- Work order
Using the data below, work out how many lines contain the word "MSCI", then state that number without comment.

- Provided data
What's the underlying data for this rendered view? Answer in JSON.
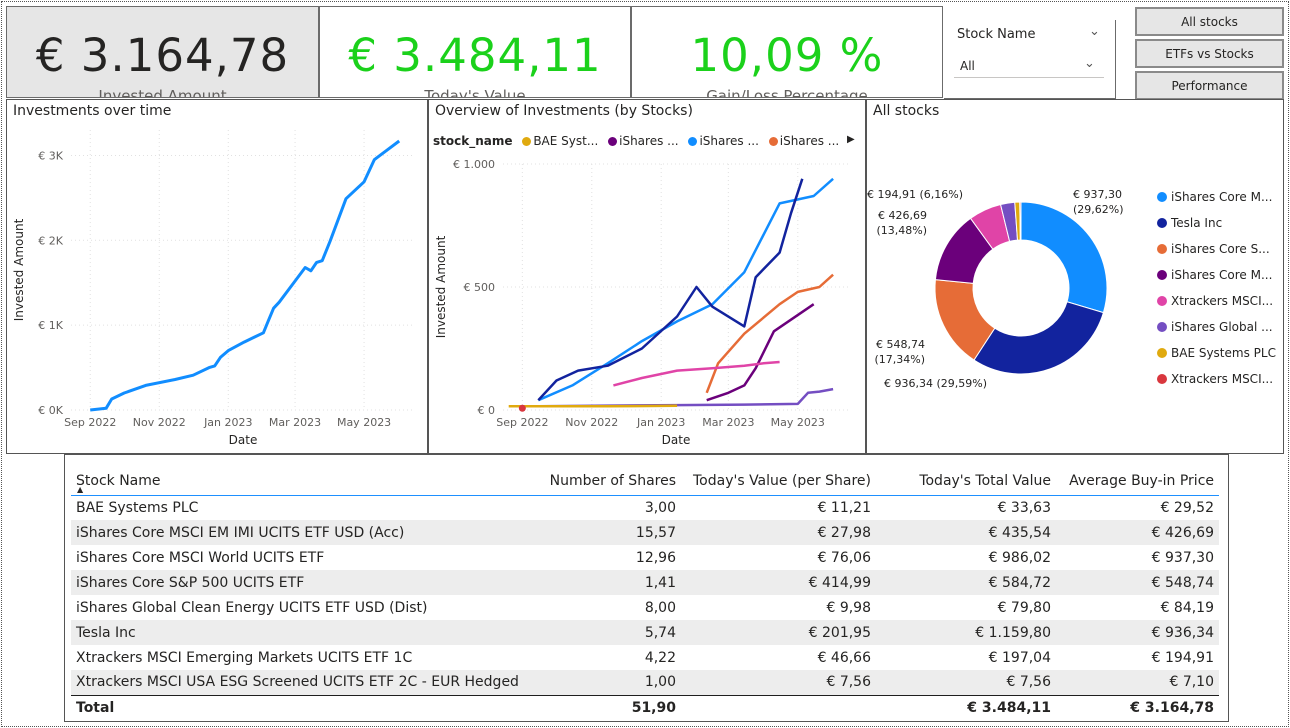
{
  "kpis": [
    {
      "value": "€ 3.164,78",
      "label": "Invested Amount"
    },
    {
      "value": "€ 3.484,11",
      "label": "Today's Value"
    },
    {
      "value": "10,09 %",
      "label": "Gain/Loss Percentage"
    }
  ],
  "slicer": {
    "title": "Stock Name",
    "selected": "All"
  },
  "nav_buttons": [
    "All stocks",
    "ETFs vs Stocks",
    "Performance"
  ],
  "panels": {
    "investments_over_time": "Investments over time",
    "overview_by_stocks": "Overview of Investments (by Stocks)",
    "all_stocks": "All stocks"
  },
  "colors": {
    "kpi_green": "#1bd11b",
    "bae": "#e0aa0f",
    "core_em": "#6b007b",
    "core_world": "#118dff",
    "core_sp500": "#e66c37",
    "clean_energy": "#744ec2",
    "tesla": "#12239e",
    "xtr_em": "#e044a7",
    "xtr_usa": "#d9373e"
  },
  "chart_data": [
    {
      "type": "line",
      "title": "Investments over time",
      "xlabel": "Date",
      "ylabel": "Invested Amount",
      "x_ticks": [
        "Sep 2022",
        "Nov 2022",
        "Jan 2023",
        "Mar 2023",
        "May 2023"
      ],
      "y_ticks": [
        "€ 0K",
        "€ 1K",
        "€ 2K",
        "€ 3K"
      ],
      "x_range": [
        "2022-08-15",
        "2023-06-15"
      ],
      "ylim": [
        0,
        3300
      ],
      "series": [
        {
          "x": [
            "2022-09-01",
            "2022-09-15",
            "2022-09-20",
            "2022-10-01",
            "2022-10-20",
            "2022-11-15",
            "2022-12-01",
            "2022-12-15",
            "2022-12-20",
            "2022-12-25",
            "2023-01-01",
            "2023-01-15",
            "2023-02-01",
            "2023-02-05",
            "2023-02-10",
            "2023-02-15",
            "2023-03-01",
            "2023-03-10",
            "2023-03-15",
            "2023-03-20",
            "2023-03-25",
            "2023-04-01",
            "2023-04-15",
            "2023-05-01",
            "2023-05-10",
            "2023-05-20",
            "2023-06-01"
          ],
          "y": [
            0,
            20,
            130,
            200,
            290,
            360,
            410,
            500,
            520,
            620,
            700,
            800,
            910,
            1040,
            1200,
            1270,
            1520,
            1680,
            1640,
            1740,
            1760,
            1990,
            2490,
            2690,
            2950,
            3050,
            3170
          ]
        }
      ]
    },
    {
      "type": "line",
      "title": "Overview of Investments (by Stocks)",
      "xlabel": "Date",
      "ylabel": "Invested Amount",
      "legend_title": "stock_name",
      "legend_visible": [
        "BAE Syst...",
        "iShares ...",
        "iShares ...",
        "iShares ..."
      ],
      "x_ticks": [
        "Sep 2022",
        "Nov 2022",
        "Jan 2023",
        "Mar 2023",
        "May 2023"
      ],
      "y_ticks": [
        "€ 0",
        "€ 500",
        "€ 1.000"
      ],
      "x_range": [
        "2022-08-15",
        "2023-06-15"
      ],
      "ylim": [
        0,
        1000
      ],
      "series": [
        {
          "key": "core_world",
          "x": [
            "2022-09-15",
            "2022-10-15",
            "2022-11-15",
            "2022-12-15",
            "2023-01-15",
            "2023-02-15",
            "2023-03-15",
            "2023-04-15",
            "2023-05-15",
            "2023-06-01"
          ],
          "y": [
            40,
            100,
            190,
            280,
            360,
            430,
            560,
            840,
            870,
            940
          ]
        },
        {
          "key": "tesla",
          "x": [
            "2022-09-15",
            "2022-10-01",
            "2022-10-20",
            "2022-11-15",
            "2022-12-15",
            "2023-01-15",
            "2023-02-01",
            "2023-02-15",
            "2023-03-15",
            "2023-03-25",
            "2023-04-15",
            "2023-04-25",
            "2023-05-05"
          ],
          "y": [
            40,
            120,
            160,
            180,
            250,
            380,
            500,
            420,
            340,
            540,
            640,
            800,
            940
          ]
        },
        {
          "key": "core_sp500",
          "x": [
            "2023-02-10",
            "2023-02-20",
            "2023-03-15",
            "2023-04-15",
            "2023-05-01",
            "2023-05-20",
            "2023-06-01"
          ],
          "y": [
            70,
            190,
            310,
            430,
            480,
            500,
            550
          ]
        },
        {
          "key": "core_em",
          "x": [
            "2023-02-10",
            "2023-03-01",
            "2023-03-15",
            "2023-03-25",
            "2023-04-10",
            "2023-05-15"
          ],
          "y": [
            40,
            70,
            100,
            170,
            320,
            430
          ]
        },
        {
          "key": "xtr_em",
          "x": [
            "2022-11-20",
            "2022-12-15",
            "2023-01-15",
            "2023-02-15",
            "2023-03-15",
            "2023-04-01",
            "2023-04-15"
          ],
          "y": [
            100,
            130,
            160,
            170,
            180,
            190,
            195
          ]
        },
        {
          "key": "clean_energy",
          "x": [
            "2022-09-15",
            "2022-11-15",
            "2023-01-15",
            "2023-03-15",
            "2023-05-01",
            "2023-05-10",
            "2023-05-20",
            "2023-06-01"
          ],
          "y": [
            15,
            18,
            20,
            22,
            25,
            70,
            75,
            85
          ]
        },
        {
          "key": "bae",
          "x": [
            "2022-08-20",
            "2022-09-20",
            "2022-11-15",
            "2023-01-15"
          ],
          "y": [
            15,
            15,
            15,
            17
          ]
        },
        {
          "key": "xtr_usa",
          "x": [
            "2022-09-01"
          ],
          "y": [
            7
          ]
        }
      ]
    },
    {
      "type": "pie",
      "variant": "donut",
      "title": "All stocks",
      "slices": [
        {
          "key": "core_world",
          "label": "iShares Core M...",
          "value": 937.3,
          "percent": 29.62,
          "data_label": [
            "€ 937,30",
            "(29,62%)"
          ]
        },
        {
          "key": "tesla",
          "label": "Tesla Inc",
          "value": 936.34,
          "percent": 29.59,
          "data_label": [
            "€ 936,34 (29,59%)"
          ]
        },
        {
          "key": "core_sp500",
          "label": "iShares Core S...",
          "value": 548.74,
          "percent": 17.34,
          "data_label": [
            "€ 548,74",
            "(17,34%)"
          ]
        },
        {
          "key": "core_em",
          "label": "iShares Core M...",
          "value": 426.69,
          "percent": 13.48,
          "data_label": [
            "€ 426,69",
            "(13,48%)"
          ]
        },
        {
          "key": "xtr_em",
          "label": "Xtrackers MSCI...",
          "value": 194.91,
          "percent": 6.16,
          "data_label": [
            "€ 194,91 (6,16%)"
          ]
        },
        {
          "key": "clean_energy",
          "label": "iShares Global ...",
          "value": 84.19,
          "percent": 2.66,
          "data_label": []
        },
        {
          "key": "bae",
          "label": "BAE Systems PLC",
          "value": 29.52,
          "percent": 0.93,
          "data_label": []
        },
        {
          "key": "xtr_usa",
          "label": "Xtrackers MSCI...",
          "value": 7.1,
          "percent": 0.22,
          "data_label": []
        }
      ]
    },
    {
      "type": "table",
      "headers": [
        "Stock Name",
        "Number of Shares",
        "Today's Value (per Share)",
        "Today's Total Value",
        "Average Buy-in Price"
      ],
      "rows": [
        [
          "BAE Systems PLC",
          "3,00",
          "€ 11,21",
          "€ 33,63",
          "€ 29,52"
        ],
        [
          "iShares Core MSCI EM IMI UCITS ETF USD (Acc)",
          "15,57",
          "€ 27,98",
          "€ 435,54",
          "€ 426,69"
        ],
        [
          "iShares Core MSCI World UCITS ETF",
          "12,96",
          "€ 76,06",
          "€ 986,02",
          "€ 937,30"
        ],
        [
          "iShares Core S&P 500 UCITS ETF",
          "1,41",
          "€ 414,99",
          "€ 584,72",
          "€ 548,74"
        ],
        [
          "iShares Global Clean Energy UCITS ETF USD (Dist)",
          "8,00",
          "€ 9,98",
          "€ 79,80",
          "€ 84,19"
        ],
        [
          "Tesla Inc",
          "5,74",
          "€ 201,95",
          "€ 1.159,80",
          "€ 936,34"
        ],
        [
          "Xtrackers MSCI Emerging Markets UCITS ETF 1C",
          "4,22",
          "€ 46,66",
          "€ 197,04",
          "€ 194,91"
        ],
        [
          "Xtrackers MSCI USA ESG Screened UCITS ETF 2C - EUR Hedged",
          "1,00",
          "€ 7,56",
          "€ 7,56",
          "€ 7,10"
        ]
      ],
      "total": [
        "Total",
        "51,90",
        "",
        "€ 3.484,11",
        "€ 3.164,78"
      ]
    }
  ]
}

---

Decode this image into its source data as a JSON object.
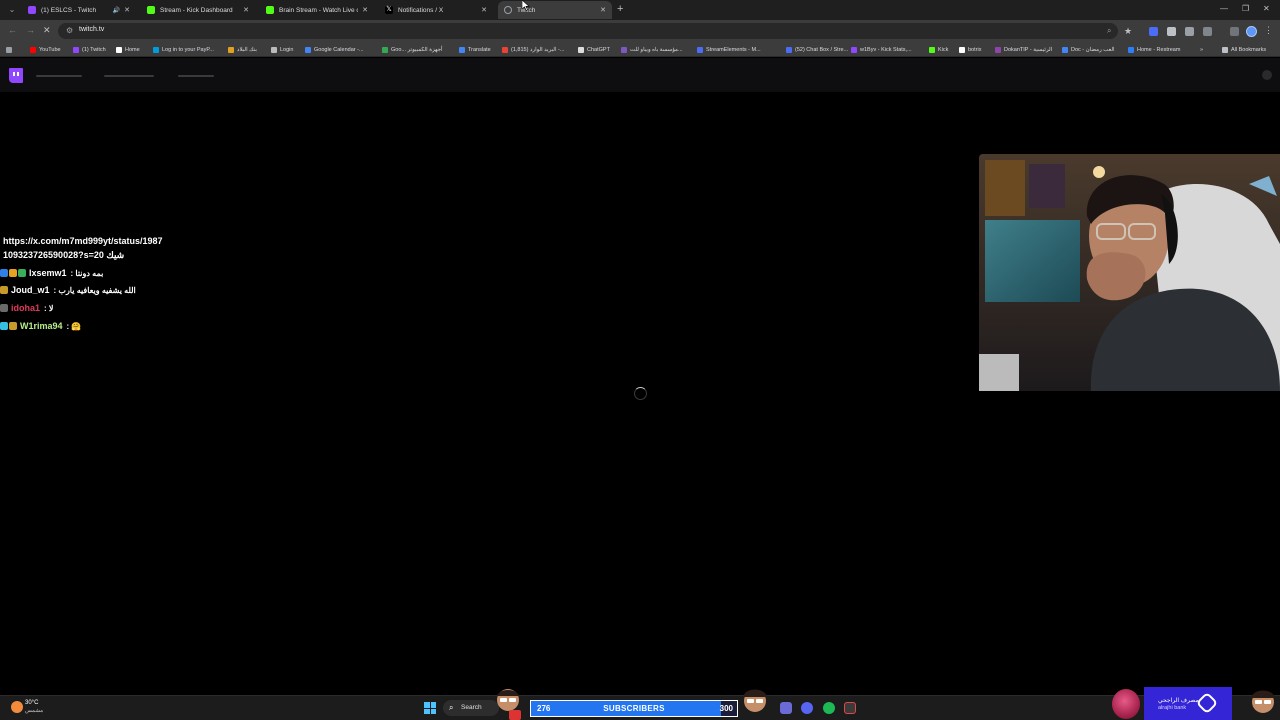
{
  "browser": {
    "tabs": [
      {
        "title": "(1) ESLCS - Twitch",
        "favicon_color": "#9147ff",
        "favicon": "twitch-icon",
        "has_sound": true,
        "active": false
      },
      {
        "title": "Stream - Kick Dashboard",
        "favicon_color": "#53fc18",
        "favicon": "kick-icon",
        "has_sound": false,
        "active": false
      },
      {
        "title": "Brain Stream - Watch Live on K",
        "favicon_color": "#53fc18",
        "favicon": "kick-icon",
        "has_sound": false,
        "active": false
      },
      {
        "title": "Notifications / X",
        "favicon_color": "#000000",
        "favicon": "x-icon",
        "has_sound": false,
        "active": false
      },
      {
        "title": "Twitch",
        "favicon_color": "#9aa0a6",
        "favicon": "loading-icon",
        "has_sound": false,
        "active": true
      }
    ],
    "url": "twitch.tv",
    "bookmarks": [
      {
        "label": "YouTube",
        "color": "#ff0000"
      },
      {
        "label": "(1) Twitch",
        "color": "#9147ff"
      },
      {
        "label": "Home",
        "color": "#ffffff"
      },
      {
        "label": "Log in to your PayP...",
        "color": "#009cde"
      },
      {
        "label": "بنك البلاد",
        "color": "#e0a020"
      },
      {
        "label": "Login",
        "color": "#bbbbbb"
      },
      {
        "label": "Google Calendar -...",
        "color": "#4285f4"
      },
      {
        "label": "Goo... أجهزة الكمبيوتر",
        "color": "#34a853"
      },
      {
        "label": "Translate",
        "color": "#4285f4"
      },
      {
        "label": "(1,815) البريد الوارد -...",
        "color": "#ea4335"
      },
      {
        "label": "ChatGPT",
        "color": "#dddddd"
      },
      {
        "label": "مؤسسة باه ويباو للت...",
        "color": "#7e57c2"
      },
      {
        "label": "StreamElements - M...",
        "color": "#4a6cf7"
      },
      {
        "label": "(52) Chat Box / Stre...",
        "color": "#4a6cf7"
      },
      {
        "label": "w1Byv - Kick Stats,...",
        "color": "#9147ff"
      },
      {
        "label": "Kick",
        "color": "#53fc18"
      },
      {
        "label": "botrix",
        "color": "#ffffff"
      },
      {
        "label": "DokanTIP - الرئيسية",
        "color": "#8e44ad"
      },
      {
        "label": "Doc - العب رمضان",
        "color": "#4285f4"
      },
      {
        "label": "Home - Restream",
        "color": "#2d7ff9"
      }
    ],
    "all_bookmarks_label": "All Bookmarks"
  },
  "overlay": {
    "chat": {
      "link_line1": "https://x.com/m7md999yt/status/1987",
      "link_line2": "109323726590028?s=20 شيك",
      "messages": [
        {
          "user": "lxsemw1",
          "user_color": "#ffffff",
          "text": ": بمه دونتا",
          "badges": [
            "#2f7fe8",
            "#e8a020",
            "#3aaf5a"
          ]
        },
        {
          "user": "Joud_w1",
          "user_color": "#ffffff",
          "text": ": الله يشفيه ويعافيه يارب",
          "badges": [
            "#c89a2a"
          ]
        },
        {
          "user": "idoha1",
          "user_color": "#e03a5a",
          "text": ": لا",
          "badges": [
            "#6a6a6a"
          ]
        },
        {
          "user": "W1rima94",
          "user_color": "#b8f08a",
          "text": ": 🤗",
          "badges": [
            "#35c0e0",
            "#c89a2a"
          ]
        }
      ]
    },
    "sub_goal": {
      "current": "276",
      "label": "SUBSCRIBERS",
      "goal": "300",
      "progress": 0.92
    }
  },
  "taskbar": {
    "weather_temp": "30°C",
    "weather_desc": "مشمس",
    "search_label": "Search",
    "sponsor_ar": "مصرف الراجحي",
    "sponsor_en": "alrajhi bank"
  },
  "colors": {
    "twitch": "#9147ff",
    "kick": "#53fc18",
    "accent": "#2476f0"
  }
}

- Exercise output
6